In fact, at his current pace, Walker would hit 35 home runs in 600 plate appearances.

So dominant as a collegian was Walker that the Twins decided he was worth a top-100 pick in last year's draft -- small school/conference or not.

"He's a lottery ticket," prospect guru Jason Parks of Baseball Prospectus said. "He's kind of a freak. He's a real specimen. He has crazy bat speed and gets good leverage. He's very legit."

Twins farm director Brad Steil concurs with Parks' assessment, suggesting Walker has '8 grade power' (20-80 simplified to 2-8), who will have to learn to lay off pitches and be patient in order to improve his less-than-ideal walk numbers.

And that's one gripe about Walker's game.

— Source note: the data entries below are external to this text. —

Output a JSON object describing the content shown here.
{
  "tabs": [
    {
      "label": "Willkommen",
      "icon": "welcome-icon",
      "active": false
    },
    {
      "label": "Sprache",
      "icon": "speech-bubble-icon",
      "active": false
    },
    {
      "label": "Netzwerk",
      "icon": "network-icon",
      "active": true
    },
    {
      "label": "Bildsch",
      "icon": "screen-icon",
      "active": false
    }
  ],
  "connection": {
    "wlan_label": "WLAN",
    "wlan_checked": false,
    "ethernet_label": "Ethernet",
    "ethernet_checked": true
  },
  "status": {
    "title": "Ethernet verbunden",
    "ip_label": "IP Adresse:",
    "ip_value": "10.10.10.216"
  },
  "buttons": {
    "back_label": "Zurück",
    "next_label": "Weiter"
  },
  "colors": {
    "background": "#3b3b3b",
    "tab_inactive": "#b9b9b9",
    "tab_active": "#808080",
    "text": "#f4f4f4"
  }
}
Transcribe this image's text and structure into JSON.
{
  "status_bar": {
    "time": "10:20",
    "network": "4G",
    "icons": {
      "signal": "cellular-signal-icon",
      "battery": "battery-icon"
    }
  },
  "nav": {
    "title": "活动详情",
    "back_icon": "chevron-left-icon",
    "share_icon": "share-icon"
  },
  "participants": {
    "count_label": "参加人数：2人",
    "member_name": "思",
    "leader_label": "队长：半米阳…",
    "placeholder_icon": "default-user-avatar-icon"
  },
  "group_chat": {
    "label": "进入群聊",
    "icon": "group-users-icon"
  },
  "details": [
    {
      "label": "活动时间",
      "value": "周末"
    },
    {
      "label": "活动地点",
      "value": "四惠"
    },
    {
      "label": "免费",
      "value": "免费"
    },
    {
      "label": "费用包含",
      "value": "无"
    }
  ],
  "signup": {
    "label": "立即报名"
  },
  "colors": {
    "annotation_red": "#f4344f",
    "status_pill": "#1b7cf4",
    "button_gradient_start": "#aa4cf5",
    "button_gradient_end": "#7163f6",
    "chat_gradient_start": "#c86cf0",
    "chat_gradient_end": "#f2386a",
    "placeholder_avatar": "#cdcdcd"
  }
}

His patience has been slow to develop, and with players of Walker's ilk, sometimes it -- or other parts of the offensive approach -- just doesn't develop.

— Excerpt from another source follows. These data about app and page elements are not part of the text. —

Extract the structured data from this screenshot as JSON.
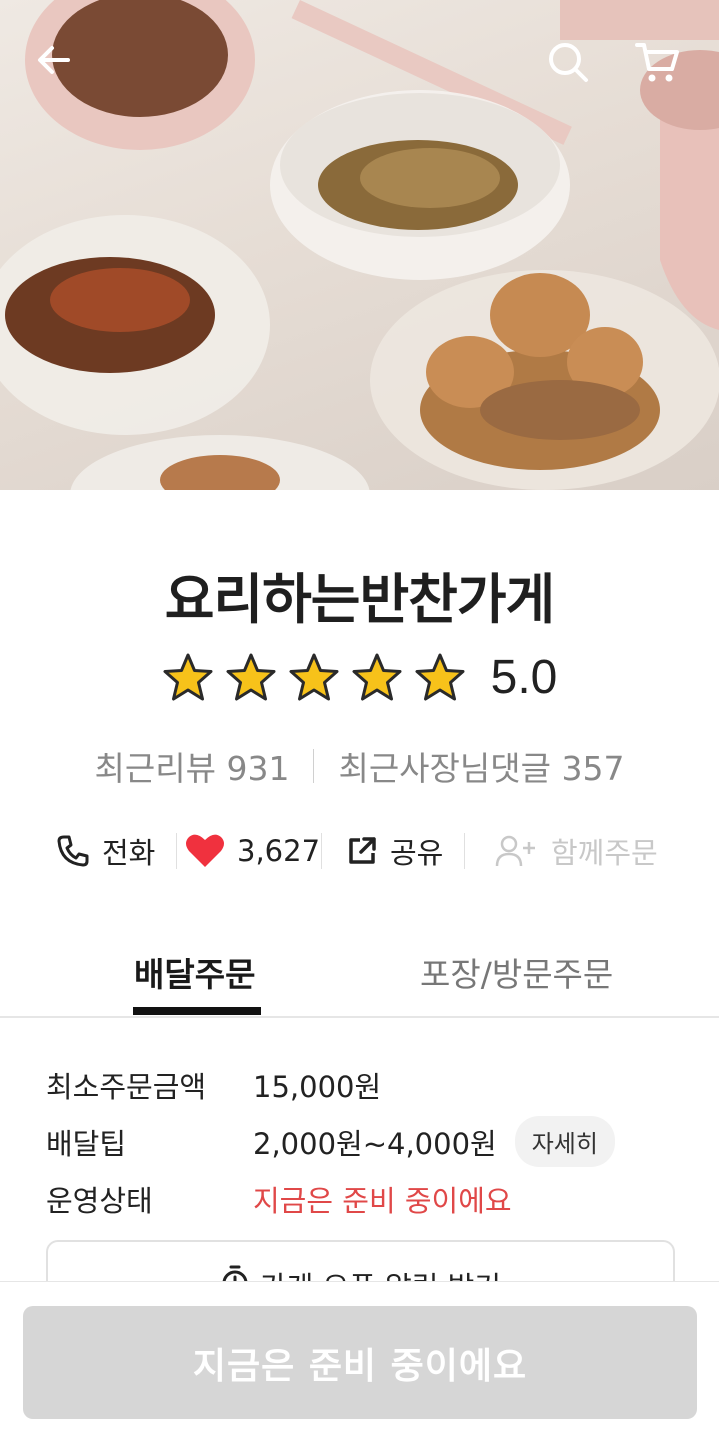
{
  "store": {
    "name": "요리하는반찬가게",
    "rating": "5.0",
    "stars": 5,
    "recent_reviews": "최근리뷰 931",
    "owner_replies": "최근사장님댓글 357"
  },
  "actions": {
    "call": "전화",
    "likes": "3,627",
    "share": "공유",
    "group_order": "함께주문"
  },
  "tabs": {
    "delivery": "배달주문",
    "pickup": "포장/방문주문"
  },
  "info": {
    "min_order_label": "최소주문금액",
    "min_order_value": "15,000원",
    "tip_label": "배달팁",
    "tip_value": "2,000원~4,000원",
    "detail_chip": "자세히",
    "status_label": "운영상태",
    "status_value": "지금은 준비 중이에요"
  },
  "notify_button": "가게 오픈 알림 받기",
  "cta": "지금은 준비 중이에요",
  "icons": [
    "back-arrow-icon",
    "search-icon",
    "cart-icon",
    "phone-icon",
    "heart-icon",
    "share-icon",
    "add-person-icon",
    "alarm-clock-icon",
    "star-icon"
  ],
  "colors": {
    "accent_red": "#e04848",
    "heart": "#f0313e",
    "cta_disabled": "#d6d6d6"
  }
}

The Twins dabbled with this type of player before, using a supplemental first-round pick to grab first baseman Henry Sanchez in 2005. Sanchez, like Walker, was a large-framed (6'3", 260) corner-type who was reputed to have massive power and whose game drew comparisons to Andres Galarraga and Prince Fielder according to Baseball America. Sanchez hit .557 in his senior year of high school, went 11 for 20 at the Area Code Games, and solidified himself as a fringe first-round talent with some potential weight and durability issues.

It wasn't to be.

Sanchez flamed out in 2009 -- thanks at least in part to hand issues, as well as drug issues -- only ascending as high as Low-A ball while only hitting .207/.293/.341 with just eight home runs in 389 professional plate appearances. And while Walker has clearly, massively outperformed Sanchez as a professional, Sanchez is a cautionary tale for what can happen with a player of this skill set.

Another facet that's semi-related to discipline is contact; at times Walker struggles in that department. Walker's contact and discipline issues were never more apparent than when he hit .250/.310/.496 with a 4-to-1 strikeouts to walks rate at Elizabethton in 2012 (rookie ball).

That's still a decent, if not really good overall line, but lack of contact, especially when mixed with low walk rates, in the lower levels rarely bodes well for a hitter's future.

"At times he struggles with good stuff," Parks said. "Half the time he's facing pitchers in A-ball who will never even see the upper minors, let alone the major leagues. That can make it hard to gauge what his adaptability will be. He's raw, and at times has feasted on inadequate pitching. There are some holes in his swing."

Another prospect writer, Albert Skorupa of Fangraphs, sees a hitter with a long swing -- bad -- with a lot of leverage and great pop -- good. He also said he was more impressed with Walker's athleticism in the spring, but that he was still a fringe corner outfielder with a likely future at first base. Parks tends to agree. "He's going to be a bat-first guy, but I could see him possibly sticking in left field over first base due to arm utility."

In essence, the Twins took a gamble on a power prospect in the third round with the idea of high-risk, high-reward. And right now, that means the Twins farm system has more power than any time in recent memory.

Brandon Warne covers the Minnesota Twins for He has also contributed as a baseball analyst for and
Email Brandon | @Brandon_Warne